** INSTRUCTIONS TO FOLLOW **
Return the data exactly, with all pictures removed.

####

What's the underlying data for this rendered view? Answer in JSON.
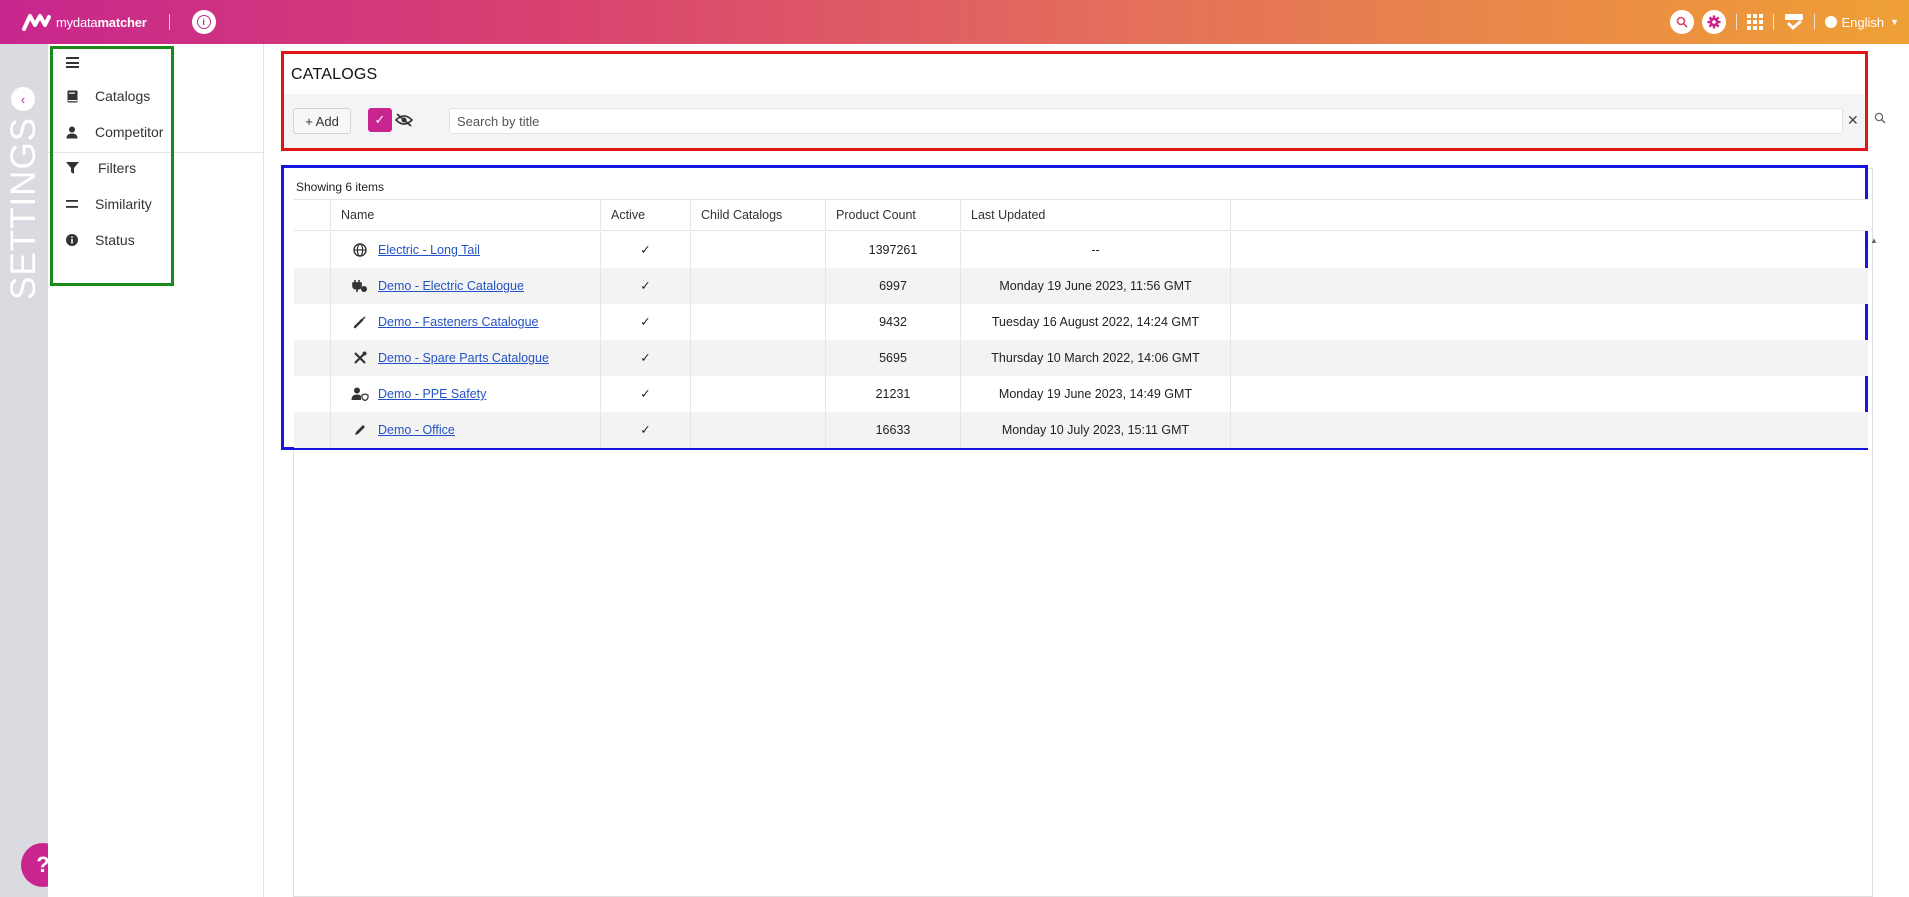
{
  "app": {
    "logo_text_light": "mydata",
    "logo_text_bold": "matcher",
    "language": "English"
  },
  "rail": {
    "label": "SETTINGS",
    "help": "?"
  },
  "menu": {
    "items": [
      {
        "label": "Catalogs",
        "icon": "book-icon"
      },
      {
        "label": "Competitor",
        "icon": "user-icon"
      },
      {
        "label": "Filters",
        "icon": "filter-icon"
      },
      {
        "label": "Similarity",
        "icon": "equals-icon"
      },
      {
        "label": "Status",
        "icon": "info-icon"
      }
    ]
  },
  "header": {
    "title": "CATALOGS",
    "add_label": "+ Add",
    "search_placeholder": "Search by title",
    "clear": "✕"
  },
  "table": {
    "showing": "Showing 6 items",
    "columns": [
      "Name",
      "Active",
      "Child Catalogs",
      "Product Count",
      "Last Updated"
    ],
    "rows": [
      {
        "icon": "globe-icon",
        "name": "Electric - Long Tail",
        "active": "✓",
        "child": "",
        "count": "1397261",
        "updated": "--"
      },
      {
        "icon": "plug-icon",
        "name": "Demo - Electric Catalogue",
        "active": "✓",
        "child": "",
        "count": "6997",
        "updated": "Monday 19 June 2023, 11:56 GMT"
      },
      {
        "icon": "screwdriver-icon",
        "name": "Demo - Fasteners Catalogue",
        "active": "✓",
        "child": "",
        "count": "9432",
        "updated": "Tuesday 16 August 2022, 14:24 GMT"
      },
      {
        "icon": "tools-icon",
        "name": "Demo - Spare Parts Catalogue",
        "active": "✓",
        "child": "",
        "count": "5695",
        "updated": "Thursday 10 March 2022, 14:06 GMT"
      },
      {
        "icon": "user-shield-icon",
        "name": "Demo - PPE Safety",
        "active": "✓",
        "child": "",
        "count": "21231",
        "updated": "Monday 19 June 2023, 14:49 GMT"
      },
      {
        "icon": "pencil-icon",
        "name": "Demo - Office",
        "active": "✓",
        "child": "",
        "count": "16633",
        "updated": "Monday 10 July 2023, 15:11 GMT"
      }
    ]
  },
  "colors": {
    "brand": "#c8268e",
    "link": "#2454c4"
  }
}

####

** ANSWER SPACE **
What's the underlying data for this rendered view? Answer in JSON.
{
  "app": {
    "logo_text_light": "mydata",
    "logo_text_bold": "matcher",
    "language": "English"
  },
  "rail": {
    "label": "SETTINGS",
    "help": "?"
  },
  "menu": {
    "items": [
      {
        "label": "Catalogs",
        "icon": "book-icon"
      },
      {
        "label": "Competitor",
        "icon": "user-icon"
      },
      {
        "label": "Filters",
        "icon": "filter-icon"
      },
      {
        "label": "Similarity",
        "icon": "equals-icon"
      },
      {
        "label": "Status",
        "icon": "info-icon"
      }
    ]
  },
  "header": {
    "title": "CATALOGS",
    "add_label": "+ Add",
    "search_placeholder": "Search by title",
    "clear": "✕"
  },
  "table": {
    "showing": "Showing 6 items",
    "columns": [
      "Name",
      "Active",
      "Child Catalogs",
      "Product Count",
      "Last Updated"
    ],
    "rows": [
      {
        "icon": "globe-icon",
        "name": "Electric - Long Tail",
        "active": "✓",
        "child": "",
        "count": "1397261",
        "updated": "--"
      },
      {
        "icon": "plug-icon",
        "name": "Demo - Electric Catalogue",
        "active": "✓",
        "child": "",
        "count": "6997",
        "updated": "Monday 19 June 2023, 11:56 GMT"
      },
      {
        "icon": "screwdriver-icon",
        "name": "Demo - Fasteners Catalogue",
        "active": "✓",
        "child": "",
        "count": "9432",
        "updated": "Tuesday 16 August 2022, 14:24 GMT"
      },
      {
        "icon": "tools-icon",
        "name": "Demo - Spare Parts Catalogue",
        "active": "✓",
        "child": "",
        "count": "5695",
        "updated": "Thursday 10 March 2022, 14:06 GMT"
      },
      {
        "icon": "user-shield-icon",
        "name": "Demo - PPE Safety",
        "active": "✓",
        "child": "",
        "count": "21231",
        "updated": "Monday 19 June 2023, 14:49 GMT"
      },
      {
        "icon": "pencil-icon",
        "name": "Demo - Office",
        "active": "✓",
        "child": "",
        "count": "16633",
        "updated": "Monday 10 July 2023, 15:11 GMT"
      }
    ]
  },
  "colors": {
    "brand": "#c8268e",
    "link": "#2454c4"
  }
}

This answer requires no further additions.